Top of Provided records

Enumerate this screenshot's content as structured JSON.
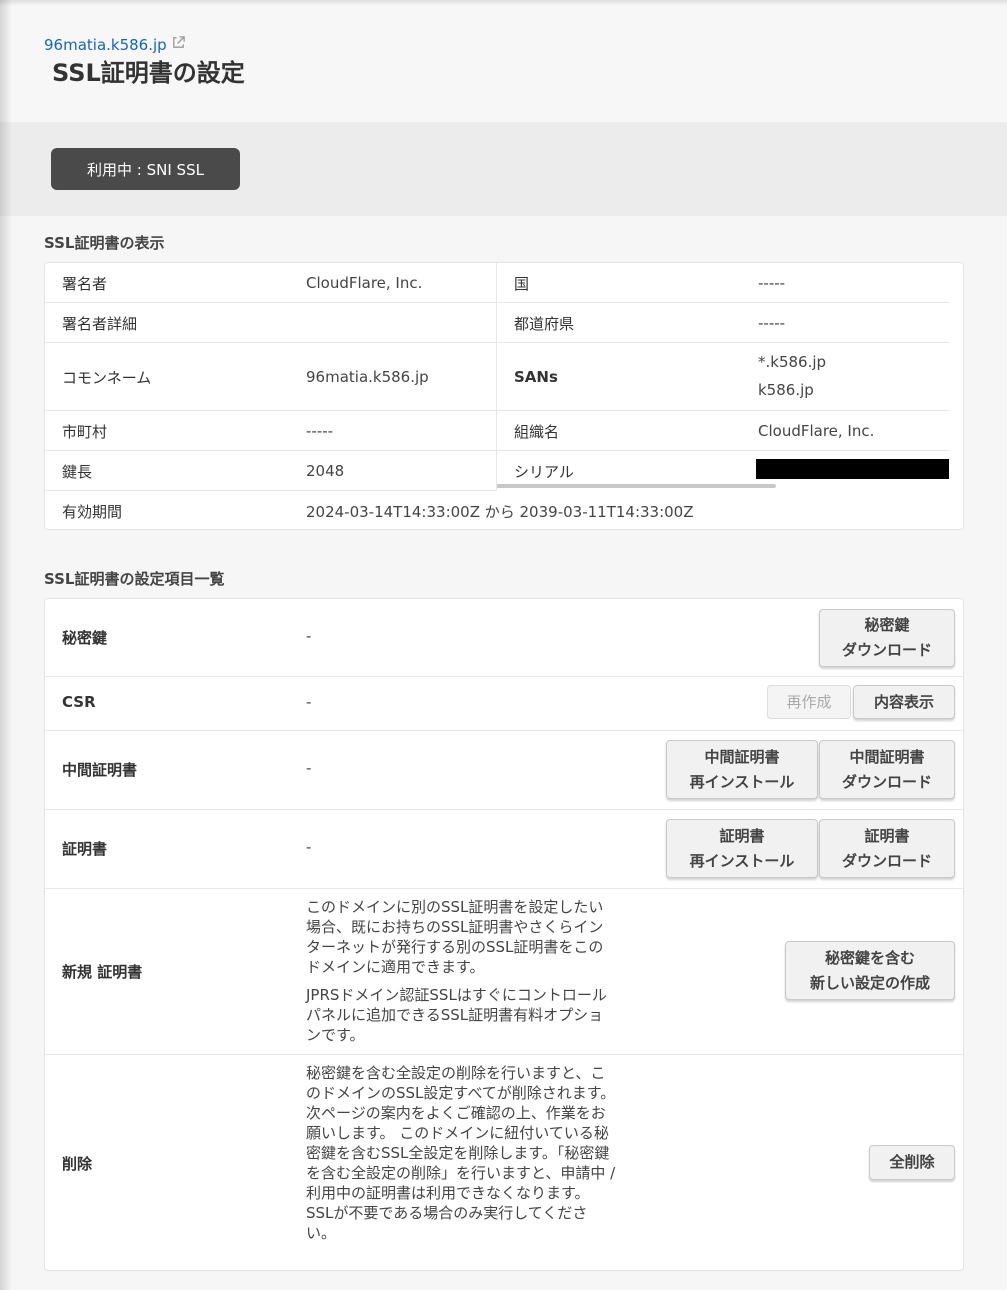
{
  "header": {
    "domain": "96matia.k586.jp",
    "title": "SSL証明書の設定"
  },
  "status": {
    "label": "利用中 : SNI SSL"
  },
  "cert_section": {
    "title": "SSL証明書の表示",
    "issuer_label": "署名者",
    "issuer_value": "CloudFlare, Inc.",
    "country_label": "国",
    "country_value": "-----",
    "issuer_detail_label": "署名者詳細",
    "issuer_detail_value": "",
    "prefecture_label": "都道府県",
    "prefecture_value": "-----",
    "common_name_label": "コモンネーム",
    "common_name_value": "96matia.k586.jp",
    "sans_label": "SANs",
    "sans_values": [
      "*.k586.jp",
      "k586.jp"
    ],
    "city_label": "市町村",
    "city_value": "-----",
    "org_label": "組織名",
    "org_value": "CloudFlare, Inc.",
    "key_length_label": "鍵長",
    "key_length_value": "2048",
    "serial_label": "シリアル",
    "validity_label": "有効期間",
    "validity_value": "2024-03-14T14:33:00Z から 2039-03-11T14:33:00Z"
  },
  "settings_section": {
    "title": "SSL証明書の設定項目一覧",
    "rows": [
      {
        "label": "秘密鍵",
        "value": "-",
        "buttons": [
          {
            "line1": "秘密鍵",
            "line2": "ダウンロード"
          }
        ]
      },
      {
        "label": "CSR",
        "value": "-",
        "buttons": [
          {
            "line1": "再作成",
            "disabled": true
          },
          {
            "line1": "内容表示"
          }
        ]
      },
      {
        "label": "中間証明書",
        "value": "-",
        "buttons": [
          {
            "line1": "中間証明書",
            "line2": "再インストール"
          },
          {
            "line1": "中間証明書",
            "line2": "ダウンロード"
          }
        ]
      },
      {
        "label": "証明書",
        "value": "-",
        "buttons": [
          {
            "line1": "証明書",
            "line2": "再インストール"
          },
          {
            "line1": "証明書",
            "line2": "ダウンロード"
          }
        ]
      },
      {
        "label": "新規 証明書",
        "desc": [
          "このドメインに別のSSL証明書を設定したい場合、既にお持ちのSSL証明書やさくらインターネットが発行する別のSSL証明書をこのドメインに適用できます。",
          "JPRSドメイン認証SSLはすぐにコントロールパネルに追加できるSSL証明書有料オプションです。"
        ],
        "buttons": [
          {
            "line1": "秘密鍵を含む",
            "line2": "新しい設定の作成"
          }
        ]
      },
      {
        "label": "削除",
        "desc": [
          "秘密鍵を含む全設定の削除を行いますと、このドメインのSSL設定すべてが削除されます。次ページの案内をよくご確認の上、作業をお願いします。 このドメインに紐付いている秘密鍵を含むSSL全設定を削除します。「秘密鍵を含む全設定の削除」を行いますと、申請中 / 利用中の証明書は利用できなくなります。SSLが不要である場合のみ実行してください。"
        ],
        "buttons": [
          {
            "line1": "全削除"
          }
        ]
      }
    ]
  }
}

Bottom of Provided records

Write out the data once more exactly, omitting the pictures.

**Exercise response**:
Enumerate this screenshot's content as structured JSON.
{
  "header": {
    "domain": "96matia.k586.jp",
    "title": "SSL証明書の設定"
  },
  "status": {
    "label": "利用中 : SNI SSL"
  },
  "cert_section": {
    "title": "SSL証明書の表示",
    "issuer_label": "署名者",
    "issuer_value": "CloudFlare, Inc.",
    "country_label": "国",
    "country_value": "-----",
    "issuer_detail_label": "署名者詳細",
    "issuer_detail_value": "",
    "prefecture_label": "都道府県",
    "prefecture_value": "-----",
    "common_name_label": "コモンネーム",
    "common_name_value": "96matia.k586.jp",
    "sans_label": "SANs",
    "sans_values": [
      "*.k586.jp",
      "k586.jp"
    ],
    "city_label": "市町村",
    "city_value": "-----",
    "org_label": "組織名",
    "org_value": "CloudFlare, Inc.",
    "key_length_label": "鍵長",
    "key_length_value": "2048",
    "serial_label": "シリアル",
    "validity_label": "有効期間",
    "validity_value": "2024-03-14T14:33:00Z から 2039-03-11T14:33:00Z"
  },
  "settings_section": {
    "title": "SSL証明書の設定項目一覧",
    "rows": [
      {
        "label": "秘密鍵",
        "value": "-",
        "buttons": [
          {
            "line1": "秘密鍵",
            "line2": "ダウンロード"
          }
        ]
      },
      {
        "label": "CSR",
        "value": "-",
        "buttons": [
          {
            "line1": "再作成",
            "disabled": true
          },
          {
            "line1": "内容表示"
          }
        ]
      },
      {
        "label": "中間証明書",
        "value": "-",
        "buttons": [
          {
            "line1": "中間証明書",
            "line2": "再インストール"
          },
          {
            "line1": "中間証明書",
            "line2": "ダウンロード"
          }
        ]
      },
      {
        "label": "証明書",
        "value": "-",
        "buttons": [
          {
            "line1": "証明書",
            "line2": "再インストール"
          },
          {
            "line1": "証明書",
            "line2": "ダウンロード"
          }
        ]
      },
      {
        "label": "新規 証明書",
        "desc": [
          "このドメインに別のSSL証明書を設定したい場合、既にお持ちのSSL証明書やさくらインターネットが発行する別のSSL証明書をこのドメインに適用できます。",
          "JPRSドメイン認証SSLはすぐにコントロールパネルに追加できるSSL証明書有料オプションです。"
        ],
        "buttons": [
          {
            "line1": "秘密鍵を含む",
            "line2": "新しい設定の作成"
          }
        ]
      },
      {
        "label": "削除",
        "desc": [
          "秘密鍵を含む全設定の削除を行いますと、このドメインのSSL設定すべてが削除されます。次ページの案内をよくご確認の上、作業をお願いします。 このドメインに紐付いている秘密鍵を含むSSL全設定を削除します。「秘密鍵を含む全設定の削除」を行いますと、申請中 / 利用中の証明書は利用できなくなります。SSLが不要である場合のみ実行してください。"
        ],
        "buttons": [
          {
            "line1": "全削除"
          }
        ]
      }
    ]
  }
}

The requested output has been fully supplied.